But there are plenty of other applications as well. NFC tags such as Samsung’s TecTiles aim to make life easier and faster by allowing you to do a whole menagerie of things with just a simple tap of your phone. For example, a business could put a TecTile on the front counter or on a table and a customer could simply tap their phone on the TecTile to check in on a social network such as Foursquare. Or perhaps they could download a digital business card. Maybe they could open a certain webpage. There’s so many different options that they could take advantage of that you’re left scratching your head, bewildered as to why these sorts of things aren’t already used more often.

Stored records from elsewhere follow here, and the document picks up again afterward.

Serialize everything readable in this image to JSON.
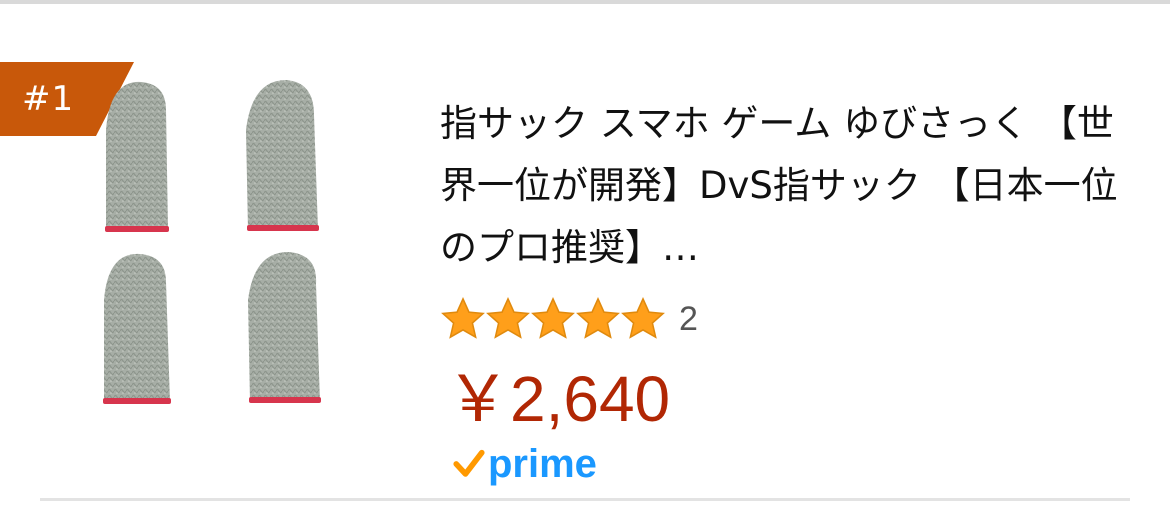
{
  "product": {
    "rank": "#1",
    "title": "指サック スマホ ゲーム ゆびさっく 【世界一位が開発】DvS指サック 【日本一位のプロ推奨】…",
    "image": "finger-sleeves-product-image",
    "rating": {
      "stars": 5,
      "max_stars": 5,
      "review_count": "2"
    },
    "price": "￥2,640",
    "prime_label": "prime"
  },
  "colors": {
    "rank_badge": "#c8580a",
    "price": "#b12704",
    "star": "#ff9f1a",
    "prime": "#1a98ff",
    "prime_check": "#ff9900"
  },
  "icons": {
    "star": "star-icon",
    "prime_check": "check-icon"
  }
}
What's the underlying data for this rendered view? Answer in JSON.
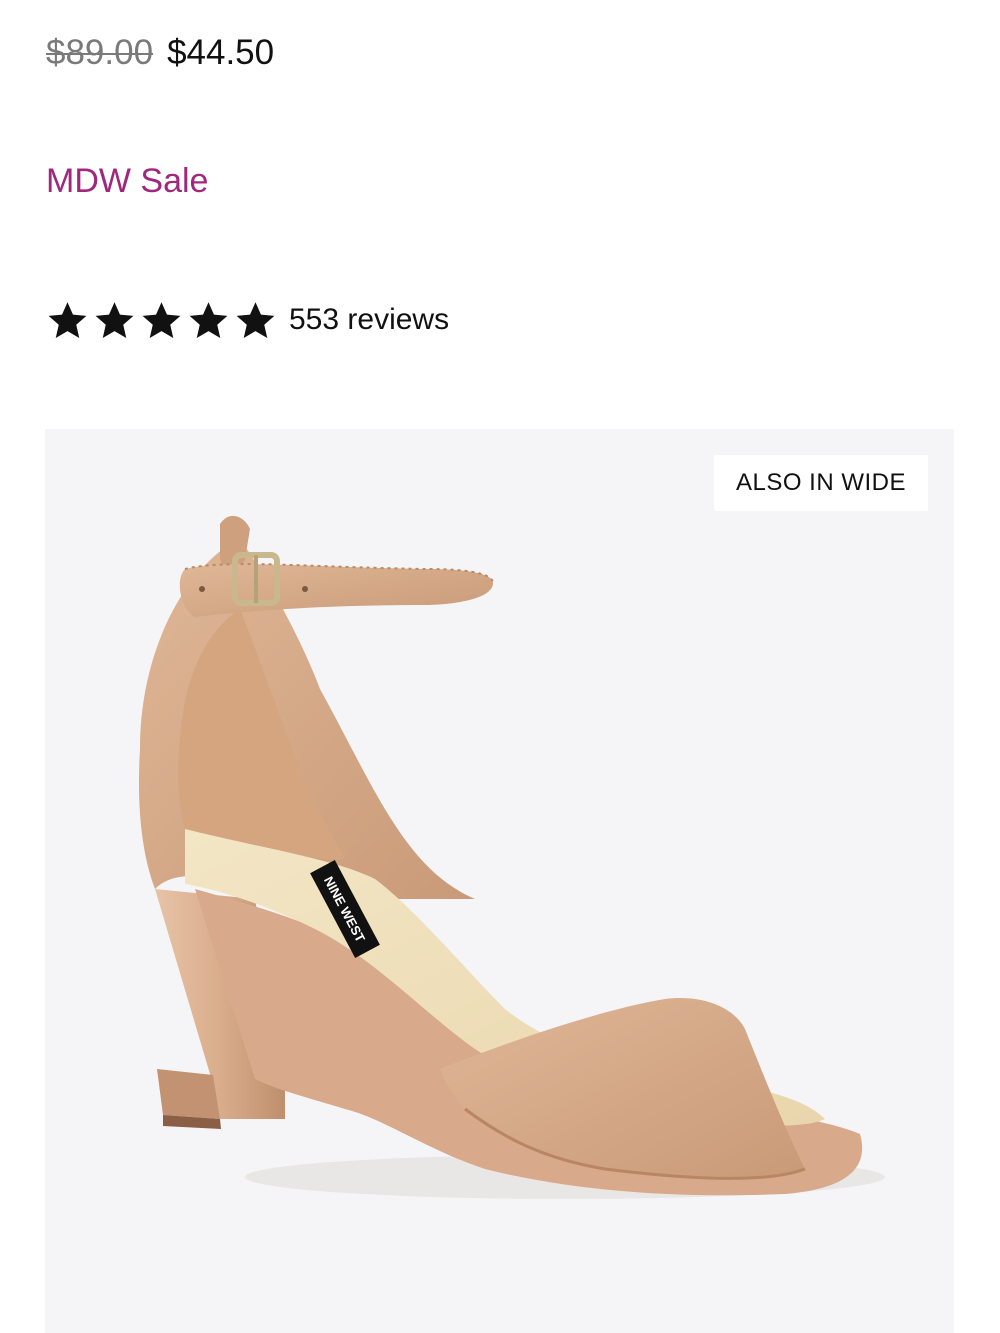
{
  "product": {
    "price_original": "$89.00",
    "price_sale": "$44.50",
    "promo_label": "MDW Sale",
    "rating": 5,
    "rating_max": 5,
    "reviews_label": "553 reviews",
    "badge_label": "ALSO IN WIDE",
    "brand_label_on_shoe": "NINE WEST"
  },
  "colors": {
    "promo": "#a0277c",
    "star": "#111111",
    "media_background": "#f5f5f7",
    "shoe": "#d6aa8a"
  },
  "icons": {
    "star": "star-icon"
  }
}
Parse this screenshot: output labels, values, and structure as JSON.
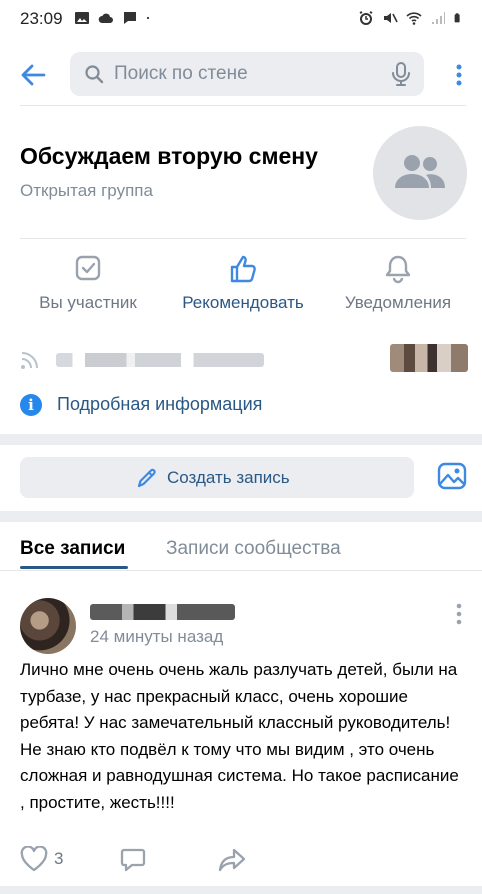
{
  "status_bar": {
    "time": "23:09",
    "left_icons": [
      "image-icon",
      "cloud-icon",
      "chat-icon",
      "dot-icon"
    ],
    "right_icons": [
      "alarm-icon",
      "mute-icon",
      "wifi-icon",
      "signal-icon",
      "battery-icon"
    ]
  },
  "search": {
    "placeholder": "Поиск по стене"
  },
  "group": {
    "title": "Обсуждаем вторую смену",
    "subtitle": "Открытая группа",
    "avatar_icon": "users-icon"
  },
  "actions": [
    {
      "label": "Вы участник",
      "icon": "checkbox-icon"
    },
    {
      "label": "Рекомендовать",
      "icon": "like-icon"
    },
    {
      "label": "Уведомления",
      "icon": "bell-icon"
    }
  ],
  "info": {
    "label": "Подробная информация"
  },
  "composer": {
    "create_label": "Создать запись"
  },
  "tabs": {
    "all": "Все записи",
    "community": "Записи сообщества"
  },
  "post": {
    "time": "24 минуты назад",
    "text": "Лично мне очень очень жаль разлучать детей, были на турбазе, у нас прекрасный класс, очень хорошие ребята! У нас замечательный классный руководитель! Не знаю кто подвёл к тому что мы видим , это очень сложная и равнодушная система. Но такое расписание , простите, жесть!!!!",
    "likes": "3"
  },
  "colors": {
    "accent": "#2a5885",
    "icon_blue": "#3f8ae0",
    "secondary_text": "#818c99",
    "surface": "#ebedf0"
  }
}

One of the primary reasons is that the average consumer doesn’t know about NFC or how powerful it really is. NFC could truly change the way that we do things by making things faster and simpler with just a simple tap or even wave of your phone. For example, I recently visited a college for a few days and while staying in the dorms I noticed something. The security locks used NFC. The security doors that required a card to enter didn’t need to be swiped at all. Nor did you even have to actually tap the card to the scanner. As long as the card was within a couple of inches of the scanner, it would recognize it and unlock the door. You wouldn’t believe how much easier life can be when you simply have to swipe your wallet past a scanner to unlock a door. It was fast, simple, and efficient. It cut down on the time that people spent to get inside as they didn’t have to dig through their wallet to find their key card. They could simply swipe the entire wallet. This use could be implemented in all sorts of things and while losing the card could pose a security risk, it’s no different than losing a physical key. And besides that, the card was multi-functional and worked for a variety of other things across campus. An excellent implementation of this sort of technology.
So what needs to be done to allow NFC to grow? To begin with, consumers have to be informed of what the technology is and how they can use it. Without the owners of these NFC devices knowing what they can use NFC for, it will never grow. But if people are well informed of what they can do with it and can regularly incorporate it into their lives, NFC will blossom because there will be demand for new ways to use it. But developers and manufacturers also need to be working to come up with new ways to use the technology. If they don’t also make an attempt to grow it, it will be stagnant and never take off. What we need is a happy union between customers who know what NFC is and regularly use it and developers and manufacturers who are willing to help expand the capabilities of the technology. But I’m merely a single voice in a world of many. What about you, valued reader? What are your feelings on NFC? How would you use it? What are your ideas? Your fingers are itching for some exercise so give them the comment and keyboard workout and put your thoughts into text down below!